Theo van Veen, Koninlijke Bibliotheek
Mike Taylor, independent consultant
Pat Stevens, OCLC
Rob Sanderson, Liverpool University
Ralph LeVan, OCLC
Allan Kent, RMIT University
Ian Ibbotson, Knowledge Integration
Poul Henrik Jorgensen, Portia
Sebastian Hammer, IndexData
Janifer Gatenby, PICA
Matthew J. Dovey, Oxford University
Larry Dixson, Library of Congress
Adam Dickmeiss, Index Data
Ray Denenberg, Library of Congress

The ZING, SRW, and CQL home pages
The Z39.50 Maintenance Agency home page.

The SRW and CQL version 1.0 specifications will remain stable for a six- to nine-month implementation-experience period. During this period developers are encouraged to implement the specification (see the implementors page), join the list of implementors, participate in interoperability testing, and help develop the next version, 1.1. Please direct questions, comments, and suggestions to Please feel free to forward this announcement to other lists as appropriate.

Lawyers for Libraries

Lawyers for Libraries, an ongoing project of the American Library Association Office for Intellectual Freedom, is designed to create a network of attorneys around the country involved in, or committed to becoming involved in, the defense of the First Amendment freedom to read and the application of constitutional law to library policies, principles, and problems.

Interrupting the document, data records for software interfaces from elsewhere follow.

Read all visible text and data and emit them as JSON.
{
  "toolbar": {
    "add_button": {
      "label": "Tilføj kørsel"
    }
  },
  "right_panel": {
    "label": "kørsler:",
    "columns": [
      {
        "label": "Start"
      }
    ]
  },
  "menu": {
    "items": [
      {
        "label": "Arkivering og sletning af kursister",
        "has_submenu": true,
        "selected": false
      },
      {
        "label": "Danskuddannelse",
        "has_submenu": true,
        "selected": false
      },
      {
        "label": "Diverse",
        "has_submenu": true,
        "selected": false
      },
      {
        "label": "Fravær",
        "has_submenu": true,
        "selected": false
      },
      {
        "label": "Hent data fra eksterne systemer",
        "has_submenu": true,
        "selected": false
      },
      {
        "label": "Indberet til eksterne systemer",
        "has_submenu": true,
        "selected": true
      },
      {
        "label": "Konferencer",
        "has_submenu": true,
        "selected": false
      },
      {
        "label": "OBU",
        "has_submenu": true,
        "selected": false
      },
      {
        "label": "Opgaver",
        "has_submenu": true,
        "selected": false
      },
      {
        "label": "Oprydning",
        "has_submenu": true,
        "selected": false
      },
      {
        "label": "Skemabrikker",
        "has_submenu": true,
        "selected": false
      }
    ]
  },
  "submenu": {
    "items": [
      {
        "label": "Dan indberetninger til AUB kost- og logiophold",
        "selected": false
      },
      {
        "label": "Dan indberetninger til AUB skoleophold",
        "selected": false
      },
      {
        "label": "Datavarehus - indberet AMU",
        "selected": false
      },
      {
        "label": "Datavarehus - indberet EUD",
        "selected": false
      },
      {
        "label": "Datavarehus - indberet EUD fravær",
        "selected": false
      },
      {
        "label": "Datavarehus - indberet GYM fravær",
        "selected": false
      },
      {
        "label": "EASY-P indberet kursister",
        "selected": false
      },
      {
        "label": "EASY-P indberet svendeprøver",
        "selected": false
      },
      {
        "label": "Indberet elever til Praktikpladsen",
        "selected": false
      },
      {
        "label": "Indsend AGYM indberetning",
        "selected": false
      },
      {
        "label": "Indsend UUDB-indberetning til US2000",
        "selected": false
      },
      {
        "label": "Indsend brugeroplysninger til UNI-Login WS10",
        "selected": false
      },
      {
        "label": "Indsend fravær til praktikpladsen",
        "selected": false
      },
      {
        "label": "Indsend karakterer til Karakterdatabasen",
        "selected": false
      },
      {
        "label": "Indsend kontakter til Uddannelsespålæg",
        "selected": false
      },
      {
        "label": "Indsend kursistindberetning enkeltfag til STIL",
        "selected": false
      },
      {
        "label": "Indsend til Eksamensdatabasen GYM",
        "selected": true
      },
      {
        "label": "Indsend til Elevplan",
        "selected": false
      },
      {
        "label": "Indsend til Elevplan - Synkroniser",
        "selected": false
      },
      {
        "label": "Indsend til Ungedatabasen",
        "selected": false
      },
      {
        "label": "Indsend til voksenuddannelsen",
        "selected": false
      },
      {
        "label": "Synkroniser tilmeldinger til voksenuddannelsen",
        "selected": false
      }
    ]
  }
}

The first two training institutes were held in 1997 and 1998 and proved very successful. Beginning in 2003, we will be sponsoring regional training institutes to ensure that libraries throughout the United States will have access to effective representation when dealing with First Amendment issues.

Pass this on to the attorney in your life.

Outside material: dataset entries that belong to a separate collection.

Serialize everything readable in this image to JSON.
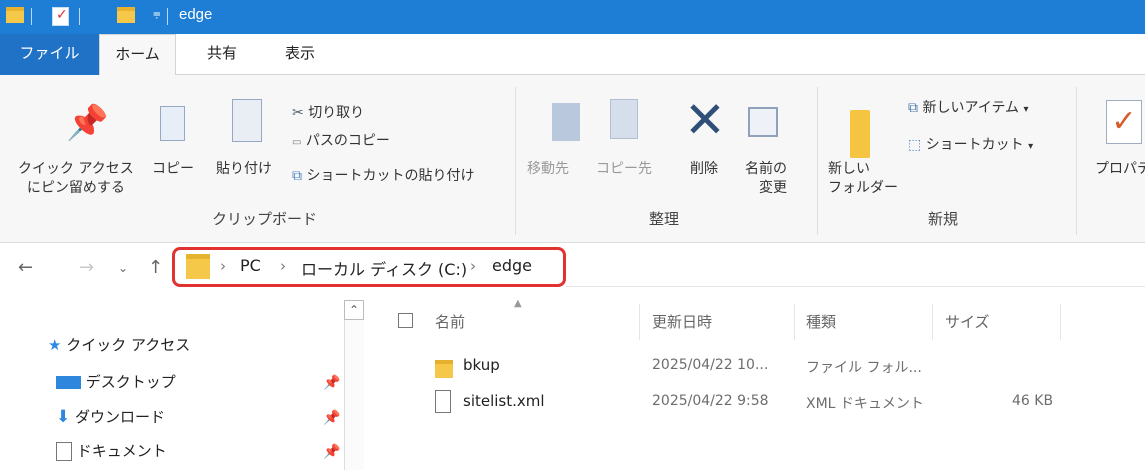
{
  "window": {
    "title": "edge"
  },
  "tabs": [
    "ファイル",
    "ホーム",
    "共有",
    "表示"
  ],
  "ribbon": {
    "clipboard": {
      "pin_label_1": "クイック アクセス",
      "pin_label_2": "にピン留めする",
      "copy": "コピー",
      "paste": "貼り付け",
      "cut": "切り取り",
      "copy_path": "パスのコピー",
      "paste_shortcut": "ショートカットの貼り付け",
      "group": "クリップボード"
    },
    "organize": {
      "move_to": "移動先",
      "copy_to": "コピー先",
      "delete": "削除",
      "rename_1": "名前の",
      "rename_2": "変更",
      "group": "整理"
    },
    "new": {
      "new_folder_1": "新しい",
      "new_folder_2": "フォルダー",
      "new_item": "新しいアイテム",
      "shortcut": "ショートカット",
      "group": "新規",
      "properties_partial": "プロパテ"
    }
  },
  "address": {
    "pc": "PC",
    "disk": "ローカル ディスク (C:)",
    "folder": "edge"
  },
  "nav": {
    "quick_access": "クイック アクセス",
    "desktop": "デスクトップ",
    "downloads": "ダウンロード",
    "documents": "ドキュメント"
  },
  "columns": {
    "name": "名前",
    "modified": "更新日時",
    "type": "種類",
    "size": "サイズ"
  },
  "files": [
    {
      "name": "bkup",
      "modified": "2025/04/22 10...",
      "type": "ファイル フォル...",
      "size": ""
    },
    {
      "name": "sitelist.xml",
      "modified": "2025/04/22 9:58",
      "type": "XML ドキュメント",
      "size": "46 KB"
    }
  ],
  "colors": {
    "titlebar": "#1e7ed6",
    "file_tab": "#1f72c6",
    "highlight_box": "#e23131",
    "folder": "#f6c84a"
  }
}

EFF Pioneer Awards

The Twelfth Annual International EFF Pioneer Awards - Call for Nominations
In every field of human endeavor, there are those dedicated to expanding knowledge, freedom, efficiency, and utility. Many of today's brightest innovators are working along the electronic frontier. To recognize these leaders, the Electronic Frontier Foundation established the Pioneer Awards for deserving individuals and organizations. The Pioneer Awards are international and nominations are open to all. The deadline for nominations this year is Feb. 1, 2003 (see nomination criteria and instructions below).

How to Nominate Someone
You may send as many nominations as you wish, but please use one e-mail per nomination. You may submit your entries to us via e-mail to: "pioneer at" Just tell us:

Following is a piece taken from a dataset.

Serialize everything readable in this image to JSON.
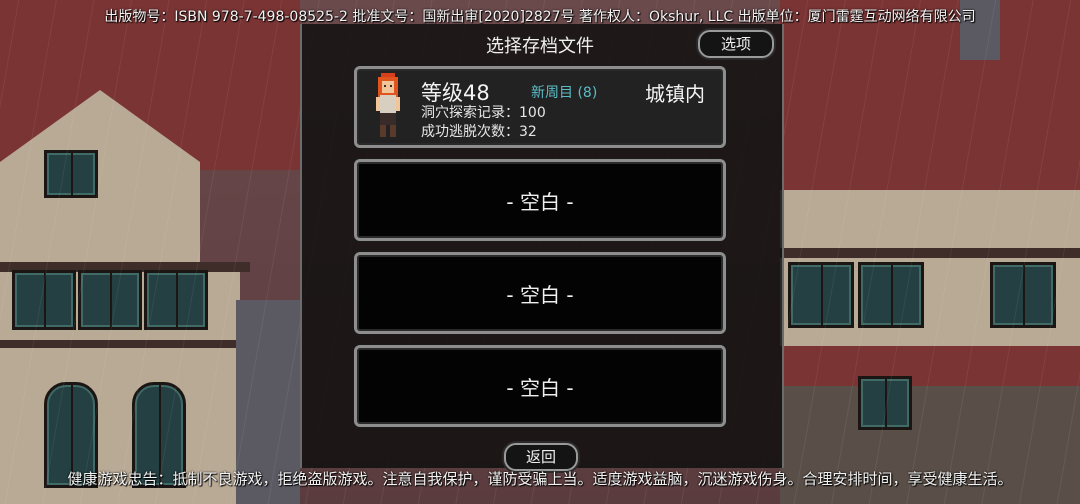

  1. The name of the nominee
  2. The phone number or e-mail address at which the nominee can be reached; and, most importantly
  3. Why you feel the nominee deserves the award.
You may attach supporting documentation as RTF files, Microsoft Word documents, or other common binary formats, or as plain text. Individuals, or representatives of organizations, receiving an EFF Pioneer Award will be invited to attend the ceremony at the Foundation's expense.

Nominee Criteria
There are no specific categories for the EFF Pioneer Awards, but the following guidelines apply:

  1. The nominees must have made a substantial contribution to the health, growth, accessibility, or freedom of computer-based communications.
  2. The contribution may be technical, social, economic, or cultural.
  3. Nominations may be of individuals, systems, or organizations in the private or public sectors.
  4. Nominations are open to all (other than EFF staff & board and this year's award judges), and you may nominate more than one recipient. You may nominate yourself or your organization.
  5. All nominations, to be valid, must contain your reasons, however brief, for nominating the individual or organization, along with a means of contacting the nominee (or heirs, if posthumous), and your own contact number. Anonymous nominations will be allowed, but we prefer to be able to contact the nominating parties in the event that we need further information.

The 2003 Awards
The 12th annual EFF Pioneer Awards will be presented in New York, NY, in conjunction with the 13th Conference on Computers, Freedom, and Privacy (CFP2003). All nominations will be reviewed by a panel of judges chosen for their knowledge of the technical, legal, and social issues associated with information technology.

Pioneer Awards webpage

CFP site

Lets have plenty of libraries and librarians get nominated.